> **Work required**: A precise repetition of every line below is the required answer.

> **Data to use**:
++++

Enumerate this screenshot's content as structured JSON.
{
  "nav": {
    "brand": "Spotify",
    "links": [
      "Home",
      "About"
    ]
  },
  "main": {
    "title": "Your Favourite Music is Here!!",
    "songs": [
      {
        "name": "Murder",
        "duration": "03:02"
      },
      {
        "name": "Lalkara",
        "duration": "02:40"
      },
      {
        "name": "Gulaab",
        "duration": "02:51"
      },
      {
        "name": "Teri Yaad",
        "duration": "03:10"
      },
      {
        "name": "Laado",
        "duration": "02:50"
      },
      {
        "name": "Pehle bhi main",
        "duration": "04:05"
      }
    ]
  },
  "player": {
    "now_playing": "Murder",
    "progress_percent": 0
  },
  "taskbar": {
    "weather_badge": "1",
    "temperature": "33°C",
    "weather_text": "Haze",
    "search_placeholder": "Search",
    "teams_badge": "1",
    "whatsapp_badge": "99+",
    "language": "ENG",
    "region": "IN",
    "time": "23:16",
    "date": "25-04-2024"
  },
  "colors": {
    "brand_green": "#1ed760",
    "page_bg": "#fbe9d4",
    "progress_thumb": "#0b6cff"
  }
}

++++

> **Task result**:
Enumerate this screenshot's content as structured JSON.
{
  "nav": {
    "brand": "Spotify",
    "links": [
      "Home",
      "About"
    ]
  },
  "main": {
    "title": "Your Favourite Music is Here!!",
    "songs": [
      {
        "name": "Murder",
        "duration": "03:02"
      },
      {
        "name": "Lalkara",
        "duration": "02:40"
      },
      {
        "name": "Gulaab",
        "duration": "02:51"
      },
      {
        "name": "Teri Yaad",
        "duration": "03:10"
      },
      {
        "name": "Laado",
        "duration": "02:50"
      },
      {
        "name": "Pehle bhi main",
        "duration": "04:05"
      }
    ]
  },
  "player": {
    "now_playing": "Murder",
    "progress_percent": 0
  },
  "taskbar": {
    "weather_badge": "1",
    "temperature": "33°C",
    "weather_text": "Haze",
    "search_placeholder": "Search",
    "teams_badge": "1",
    "whatsapp_badge": "99+",
    "language": "ENG",
    "region": "IN",
    "time": "23:16",
    "date": "25-04-2024"
  },
  "colors": {
    "brand_green": "#1ed760",
    "page_bg": "#fbe9d4",
    "progress_thumb": "#0b6cff"
  }
}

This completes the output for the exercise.